***** Data

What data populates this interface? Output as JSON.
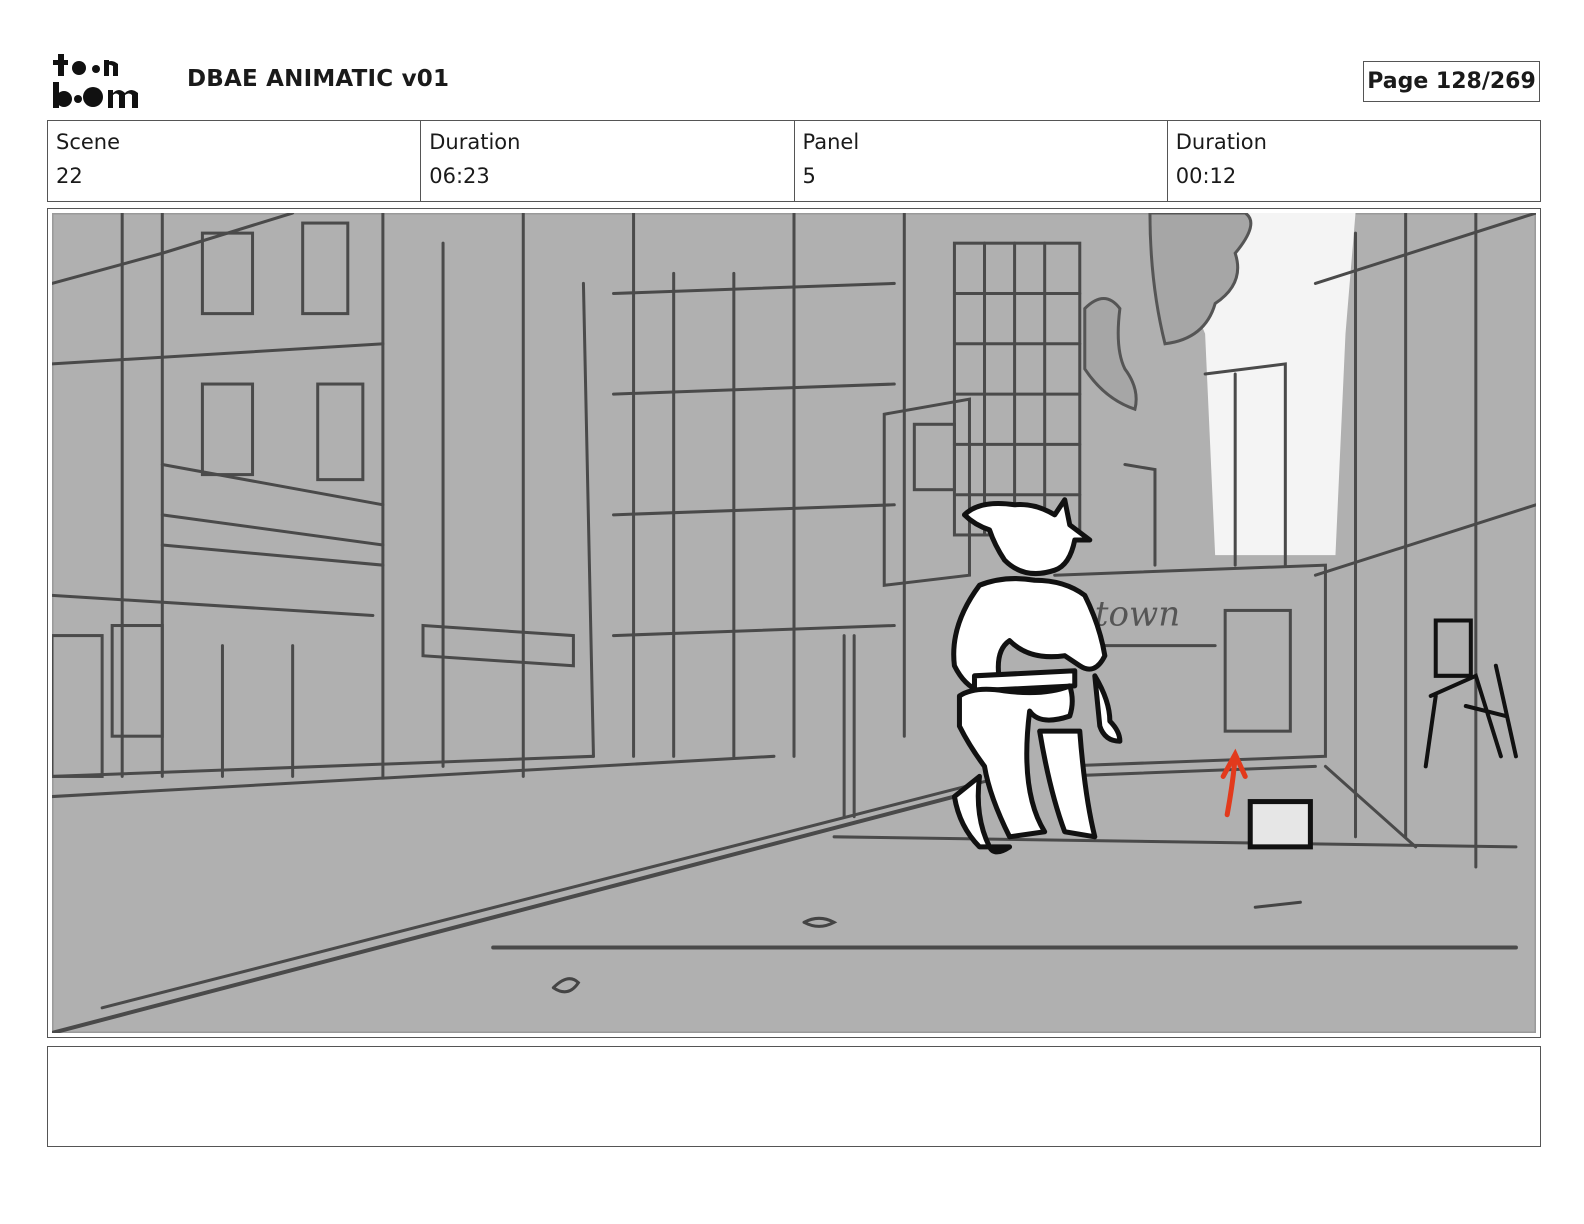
{
  "header": {
    "logo_text": "toon boom",
    "title": "DBAE ANIMATIC v01",
    "page_label": "Page 128/269"
  },
  "info": {
    "scene_label": "Scene",
    "scene_value": "22",
    "scene_duration_label": "Duration",
    "scene_duration_value": "06:23",
    "panel_label": "Panel",
    "panel_value": "5",
    "panel_duration_label": "Duration",
    "panel_duration_value": "00:12"
  },
  "panel_image": {
    "sign_text": "town"
  },
  "notes": {
    "text": ""
  }
}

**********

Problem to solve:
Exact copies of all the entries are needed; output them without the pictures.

Task response:
What data populates this interface? Output as JSON.
{
  "header": {
    "logo_text": "toon boom",
    "title": "DBAE ANIMATIC v01",
    "page_label": "Page 128/269"
  },
  "info": {
    "scene_label": "Scene",
    "scene_value": "22",
    "scene_duration_label": "Duration",
    "scene_duration_value": "06:23",
    "panel_label": "Panel",
    "panel_value": "5",
    "panel_duration_label": "Duration",
    "panel_duration_value": "00:12"
  },
  "panel_image": {
    "sign_text": "town"
  },
  "notes": {
    "text": ""
  }
}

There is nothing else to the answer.